Dr James Muecke is the Australian of the Year in 2020 which was awarded for his work as an eye- surgeon and his work in preventing blindness.
He is trying to convince Australians to eat more meat, eggs and dairy. Australia is ranked number 2 in meat consumption, just behind United States but in front of Argentina, Uruguay, Brazil and New Zealand.
Muecke has declared that we need to “Declare war on type 2 diabetes and cut back on sugar” in order to reduce the incidence of blindness.
He believes that it is the introduction of sugary drinks and highly processed foods are the cause of diabetes – not a high-fat, high-protein diet as shown by numerous papers dating back to 1927.
Eric Westman and William Yancy are medical doctors associated with Duke University School of Medicine in North Carolina , where they are associate professors.
They are prolific authors associated with ketogenic and high-fat, low-carbohydrate diets. They have both received funding from Robert C. Atkins Foundation which supports research into low-carbohydrate nutrition.
Popular commentators frequently accuse Keys of manipulating data in his 1953 paper, Atherosclerosis, A Problem in Newer Public Health.
This study is sometimes referred as the “Six Countries Study”. A number of popular commentators think this is the Seven Countries Study— they count England & Wales as two countries.
This paper was presented in Amsterdam in 1952 and in January 1953 in New York.
Far too much attention is paid to one page of a minor discussion paper written in the early 1950s. Keys writes, “The fact that the present high rate from degenerative heart disease in the United States is not inevitable is easily shown by the comparison with some other countries.” This was the purpose of the paper.
An article titled, How the Keto diet – even without exercise - slays the opposition, by Derek Beres was published on Think Big website on 11th December 2017.
The Gibas study quoted by the article claims that ketosis is a useful and valid tool to control metabolic syndrome, diabetes and obesity.
Robert Lustig is a pediatric endocrinologist at the University of California, San Francisco. He is the author of Fat Chance: Beating the Odds against Sugar, Processed Food, Obesity, and Disease. He specializes in childhood obesity and studying the effects of sugar in the diet. He is the director of the UCSF Weight Assessment for Teen and Child Health Program and a member of the Obesity Task Force of the Endocrine Society.
Unfortunately, much of what he says is simply wrong, which given the amount of media exposure that he receives, is deeply worrying.
Alan Levinovitz is an assistant professor of Religious Studies at James Madison University, Virginia.
His book, The Gluten Lie: And Other Myths About What We Eat, “takes on bestselling physicians and dietitians, exposing the myths behind how we come to believe which foods are good and which are bad—and pointing the way to a truly healthful life, free from the anxiety of what we eat.”

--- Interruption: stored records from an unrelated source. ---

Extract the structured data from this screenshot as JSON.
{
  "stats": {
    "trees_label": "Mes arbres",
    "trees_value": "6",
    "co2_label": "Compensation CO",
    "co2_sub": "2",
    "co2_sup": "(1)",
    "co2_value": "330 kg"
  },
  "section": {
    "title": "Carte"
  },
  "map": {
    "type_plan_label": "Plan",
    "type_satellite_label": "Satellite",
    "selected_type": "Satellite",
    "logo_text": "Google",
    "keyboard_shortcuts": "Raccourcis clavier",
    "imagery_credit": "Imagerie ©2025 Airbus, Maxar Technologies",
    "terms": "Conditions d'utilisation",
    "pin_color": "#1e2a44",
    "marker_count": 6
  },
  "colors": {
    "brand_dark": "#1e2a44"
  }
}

Whilst the book was fascinating in describing how easily it is for society to be deluded about food issues, the book adds several misconceptions of its own.
The Pioppi Diet movie and book by Aseem Malhotra, a London cardiologist and Donal O’Neill, an Irish film-maker that receives a great deal of publicity. A review in the British Journal of General Practice quotes Professor Dame Sue Bailey, the Chair of the Academy of Medical Royal Colleges, who describes the book as a “must have for every household and a must read for every medical student and doctor”.
Andy Burnham, current (2021) mayor of Greater Manchester and former UK Secretary of State for Health writes, “This book has the power to make millions of people healthier and happier.”
Pioppi is a small village on the Tyrrhenian Sea which is located on the west coast of Italy. It is approximately 150 km (90 miles) south of Naples. Ancel and Margaret Keys resided here for over 25 years. Martii Karvonen of Finland and Jerimiah Stamler of the USA are other well-known medical researchers who resided in the village.
Malhotra is a keen high-fat, low-carbohydrate diet advocate and is desperately trying (unsuccessfully) to merge this opinion into a distorted view of the Mediterranean diet.
Richard Smith’s wrote an article Are some diets “mass murder”? in The BMJ on 15 December 2014. He uses a work of a popular commentator to reach his conclusions in this article. Smith's claim that Nina Teicholz’s The Big Fat Surprise, demolishes the hypothesis that saturated fat is the cause of cardiovascular disease fails with just a little scrutiny.
The Wadsworth VA Hospital in Los Angeles operated a home where male army veterans resided. The meals were provided by one of two dining halls.
Men in dining Hall A continued their usual diet. The “saturated animal fat and hydrogenated shortening replaced with vegetable oils in the experimental diet” for the diets provided in dining Hall B. Low fat diets were not considered because such a diet required “gastronomic sacrifice”. The total fat content of the 2 diets were the same, providing 40% of the total energy. (Diets of 40% fat cannot be considered a healthy diet.)
This study is sometimes used to "proof" that a polyunsaturated fats promote cancer. A reading of papers from the trial shows that this is not the case.